“It was a lower-middle-class area, very humble, mostly of Italian origin,” explains Tommasi. “Then artists started moving in and it became cool, so money followed, prices started going up, and eventually artists couldn’t afford to live here any more.”
The pastel-coloured buildings seem friendly and cheerful, and there are comforting pools of shade beneath the trees that line the pavements. Some buildings are of solid Spanish construction and some of plain brick and as sober as if flown in from Amsterdam. A number of restaurants make the best of the remnants of light industry, their interior spaces left rough, cogs and gadgetry suspended over diners’ heads.
There is the smell of wood-fired pizzas; car tyres rattle over the streets’ original brick paving; and music oozes from bars. Tailors in small shops offer nattily cut jackets made from local materials, their displays adding splashes of colour to the streets.
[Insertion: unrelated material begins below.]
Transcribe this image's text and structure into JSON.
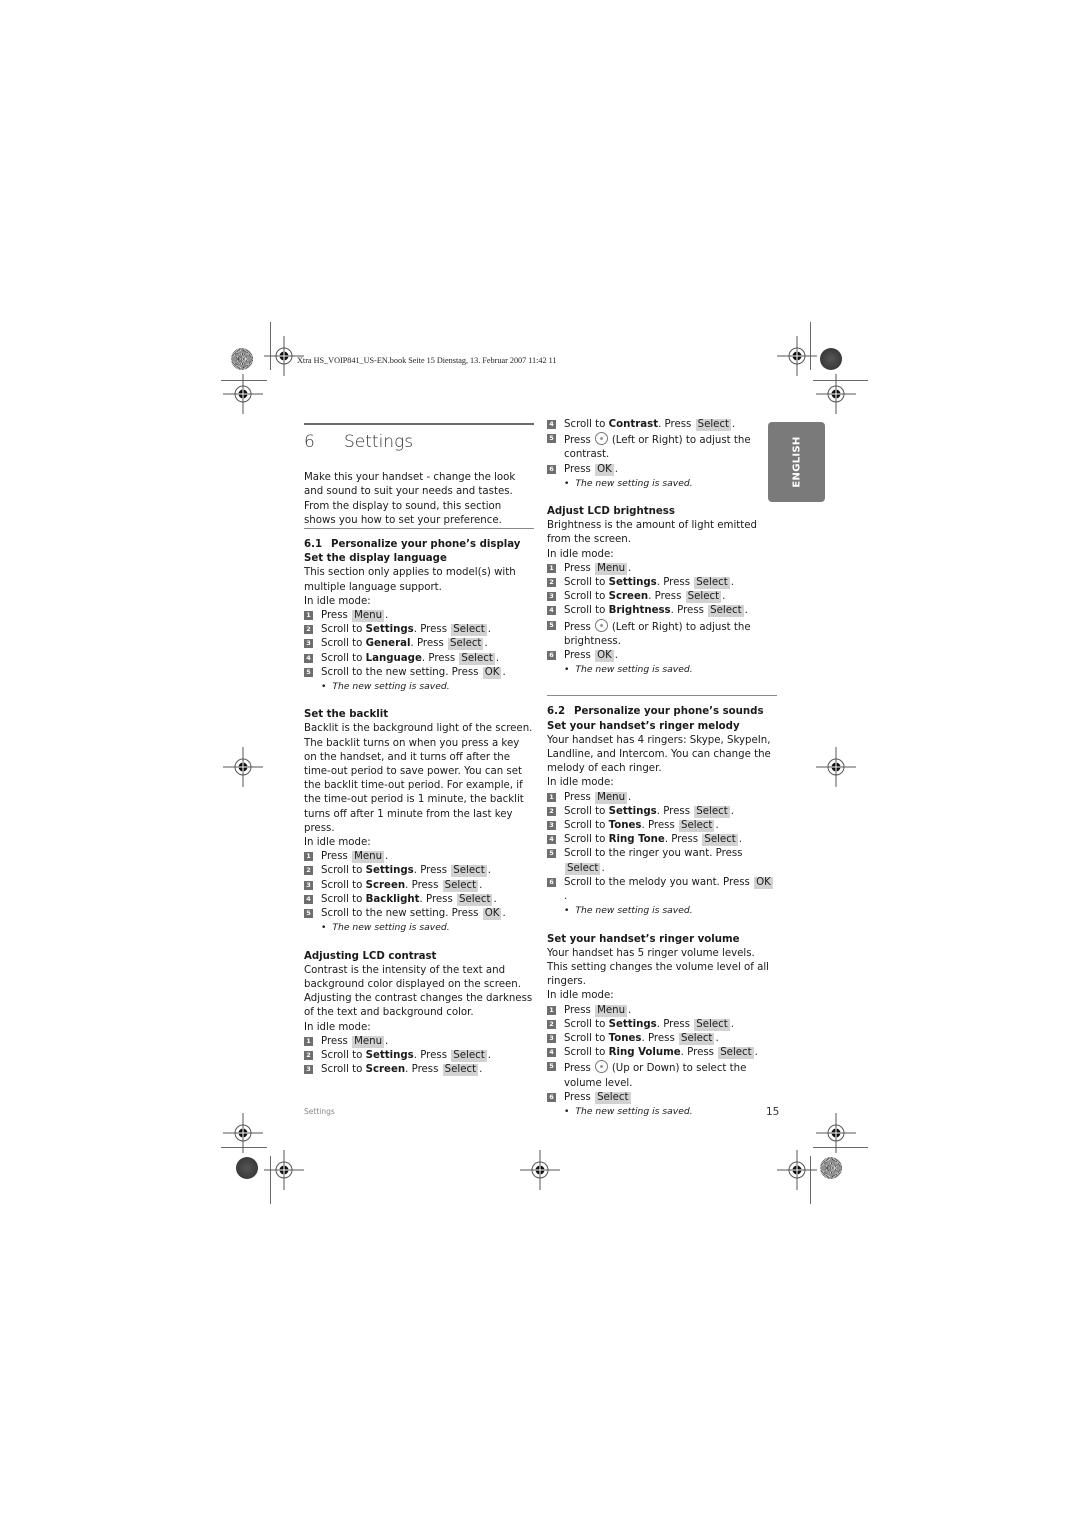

Open doors in ornate neoclassical or art-deco façades offer glimpses of patterned parquet floors, dulled by time and sunlight.
We shoot the lettering outside restaurants and examine street art covering shop fronts, much of it commissioned and signed, in particular spending time with a floral mural by local painter Josefina di Nucci.
“Get someone walking past, perhaps blurry, to give some contrast, because a straight-on picture of street art is really boring,” instructs Tommasi. “It’s either the details or it’s people interacting with it. Then you know the dimensions and you understand.”
We enter the old-world bookshop Libros del Pasaje, a long tunnel lined floor-to-ceiling with volumes and sliding ladders, and two café spaces hidden away at the rear. Tommasi makes use of a multi-paned window between them.
“I like when a frame presents the opportunity to put people in different scenes,” she says, showing us a striking image of individual customers caught separately in each of the panes. “If I get really boring, tell me. But try this shot with two depths of field, so that it’s clear.”
The afternoon ends too quickly, and we enter Ninina bakery, all pale-wood floors, tables and bentwood chairs, to review our achievements in detail. But not before a gâteau from an immense selection gets the paparazzi experience as we experiment further with depth of field.
If Tommasi likes a photo, her reaction is instant. If there is a pause, we need to try again. But lessons have been learned and, in the following days, we slow down, fingers only tentatively on the shutter button, and ask ourselves, “What would Kicca say?”
We’ve been exposed to a different way of thinking, and we leave some corners of Buenos Aires un-shot.